It is common for settlement agreements to contain a confidentiality clause whereby each party agrees not to disclose the fact of the settlement and the amount agreed. In Duchy Farm Kennels Ltd v Steels, the High Court held that if an ex-employee breaches the confidentiality clause, that did not necessarily release the company from its obligations to continue paying them under the terms of the agreement, as it was not a condition.
After bringing a claim for unfair dismissal, Mr Steels reached a settlement agreement through ACAS with his former employer whereby they would pay him £15,500 in 47 weekly instalments. It also included a confidentiality clause.
However, after a few weeks the company stopped the instalments because it learned that Mr Steels had breached the confidentiality clause by telling a former employee (who had left on bad terms) about it.
Given this clear breach, the company argued that it was no longer obliged to maintain the payments. Mr Steels issued proceedings in the County Court.
County Court decision
The County Court judge found that despite this breach, the confidentiality clause was not a condition of the agreement. If it had been, the breach would have discharged the ex-employer from further obligation under the agreement, which in this case was the obligation to pay money.
The judge instead found that as it was an intermediate term, she therefore needed to consider the severity of the breach. Finding that the breach of the term was not a fundamental breach and did not go to the root of the contract, she refused the company’s application for relief from further payments.
High Court decision
On appeal the High Court agreed with the County Court judge’s finding that the confidentiality clause was not a condition of the contract. Indeed, the court pointed out that the parties could have stipulated that the confidentiality clause was a condition and specified consequences for breach but did not do so.

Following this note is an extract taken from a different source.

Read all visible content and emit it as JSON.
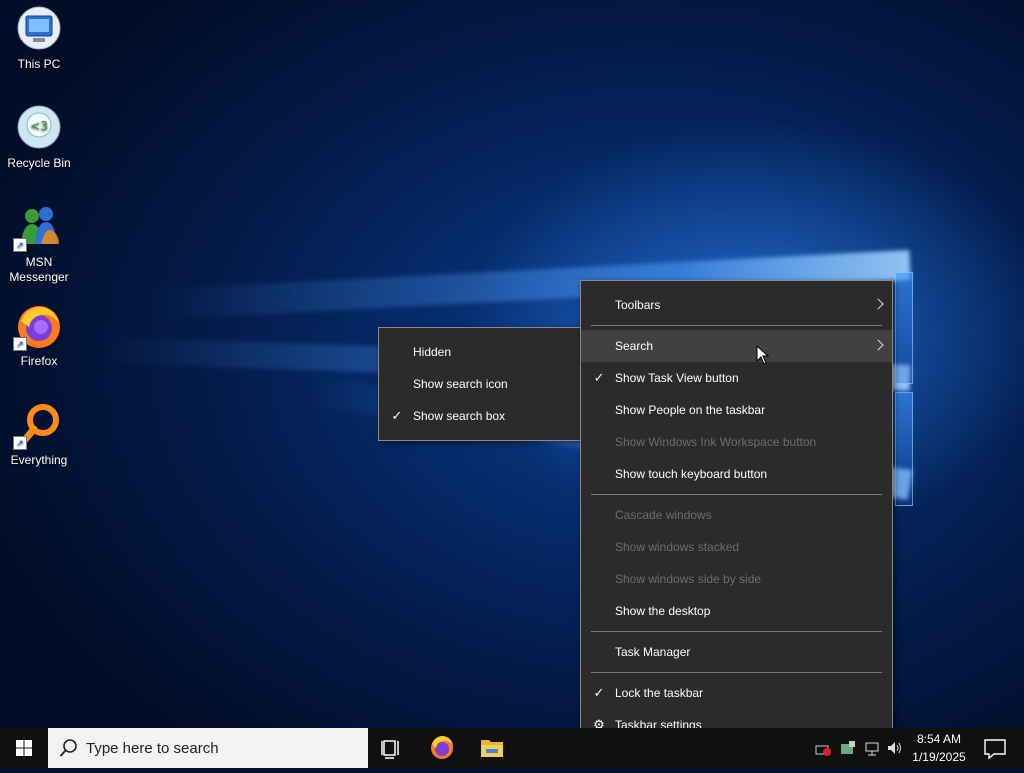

The High Court then went further to consider whether the breach was fundamental and determined that it was not, noting that this case “flags up the general problem of enforceability of confidentiality clauses in employment settlements”.
There are two potential remedies available to a party where the other party has breached the confidentiality clause:
- apply for an injunction; or
- claim damages.
An injunction is of no use if the breach of the confidentiality clause has already taken place. In this case, damages were not impossible to quantify so therefore parties to an agreement need to pre-empt and foresee what will happen in the event that one party breaches the confidentiality clause.
In the judgment, the High Court stated that “parties can make specific provision in the contract terms for what should happen if there is a breach of confidentiality”. If that level of specificity is undesirable and the contract needs to remain drafted in general terms for whatever reason, the parties can specify not only that the confidentiality clause is a condition of the contract, but they can also stipulate the consequences of any breach.
Solicitors advising employees in settlement proceedings need to consider carefully the importance of confidentiality to the parties and what consequences should flow from any breach of that confidentiality. Without specified consequences an innocent party cannot be sure there will be any consequence if the other side breaches this requirement.